Where LaVine struggled this season was when he was forced to take more responsibility upon himself and create offense in the half-court in pick and roll or one on one situations. He's just an average ball-handler, as he doesn't do a great job of reading defenses and playing at different speeds, and struggles badly finishing through contact around the basket, particularly with his left hand. LaVine made just 17 shots around the basket in the half-court this season in 37 games, and did so inefficiently at that, only hitting 45% of his attempts in these situations. He only got to the free throw line 2.8 times per-40 minutes pace adjusted, which rates dead last among all college players in our Top-100 prospect rankings.
LaVine's feel for the game and decision making skills leave a lot to be desired at this point in time, as his shot-selection can be very poor and he has a difficult time making the simple play at times. His propensity for settling for long 2-point jumpers hurts his efficiency, and he doesn't do a great job of creating for teammates, as all his passing metrics are poor even for a wing prospect. He generates an assist for a teammate on just 13% of his possessions (18th best of the 22 SGs in our Top-100), and dished out 2.8 assists per-40 pace adjusted, which also ranks similarly among SG prospects.
To his credit, LaVine does a good job of not turning the ball over too often, coughing the ball up on 12% of his possessions (11th best of the 22 SGs in our Top-100), which helped him post an acceptable PPR (.21) and assist to turnover ratio (1.57). When LaVine puts the ball on the floor, it's mostly to shoot a pull-up jumper, which helps him keep the turnovers to a minimum. Somewhere along the line a narrative developed about LaVine possibly projecting as a point guard down the road, but after watching him in high school and at UCLA, it's difficult to see where that came from.

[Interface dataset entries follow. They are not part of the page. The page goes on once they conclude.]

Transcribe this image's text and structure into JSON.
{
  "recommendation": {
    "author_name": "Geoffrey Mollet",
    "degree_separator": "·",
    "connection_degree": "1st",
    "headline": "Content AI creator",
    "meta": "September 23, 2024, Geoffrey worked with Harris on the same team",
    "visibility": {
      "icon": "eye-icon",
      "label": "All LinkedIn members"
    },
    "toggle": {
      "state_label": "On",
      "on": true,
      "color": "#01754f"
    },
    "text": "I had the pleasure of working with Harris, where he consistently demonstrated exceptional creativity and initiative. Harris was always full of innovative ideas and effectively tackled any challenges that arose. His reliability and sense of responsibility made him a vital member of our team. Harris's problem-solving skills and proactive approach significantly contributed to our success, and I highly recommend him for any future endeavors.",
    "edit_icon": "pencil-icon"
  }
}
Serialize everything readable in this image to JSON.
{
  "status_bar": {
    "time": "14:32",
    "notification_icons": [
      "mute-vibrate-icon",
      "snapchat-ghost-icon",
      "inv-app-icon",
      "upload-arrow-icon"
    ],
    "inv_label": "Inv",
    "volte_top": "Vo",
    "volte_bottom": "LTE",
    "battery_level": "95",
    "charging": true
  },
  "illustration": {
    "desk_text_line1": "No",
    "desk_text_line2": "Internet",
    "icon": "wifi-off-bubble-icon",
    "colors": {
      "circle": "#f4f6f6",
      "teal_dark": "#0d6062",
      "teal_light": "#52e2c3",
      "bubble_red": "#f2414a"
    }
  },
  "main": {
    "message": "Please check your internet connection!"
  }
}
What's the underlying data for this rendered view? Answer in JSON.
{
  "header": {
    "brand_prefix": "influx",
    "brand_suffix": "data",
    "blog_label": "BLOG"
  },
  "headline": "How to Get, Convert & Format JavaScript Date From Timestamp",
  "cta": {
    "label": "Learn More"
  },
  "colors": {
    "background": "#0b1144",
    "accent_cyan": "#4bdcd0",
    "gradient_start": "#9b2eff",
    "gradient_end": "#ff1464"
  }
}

LaVine's lack of strength plays a significant role in his issues creating shots inside the paint and converting around the rim, but he will have to improve his toughness as well. He tends to shy away from contact, something that shows up noticeably on the other end of the floor too, where he struggles badly.
LaVine is simply not a good defender at this point in time. He has quick feet and hands, but is not fundamentally sound, rarely getting in an actual defensive stance and showing average intensity at best. Sporting average size, length and strength, LaVine will have to improve his toughness and effort level in the NBA to not emerge as a liability on this end of the floor.
Something that will work in LaVine's favor in the draft is his youth, as he just turned 19 last March, and is thus one of the youngest players in this draft class. He should improve on some of his weaknesses as his body matures and he gains more experience.
LaVine is nowhere close to being able to contribute to a NBA team at this point, but with his athleticism and shooting ability, someone in the latter part of the first round might decide to roll the dice on him and see if they can mold him into a useful player down the road, similar to what Oklahoma City is attempting to do with Jeremy Lamb thanks to their D-League team.
We've taken a more visual look at his strengths and weaknesses thanks to game film from UCLA in the following video scouting report, courtesy of Mike Schmitz.
All of our video scouting reports this season can be found here.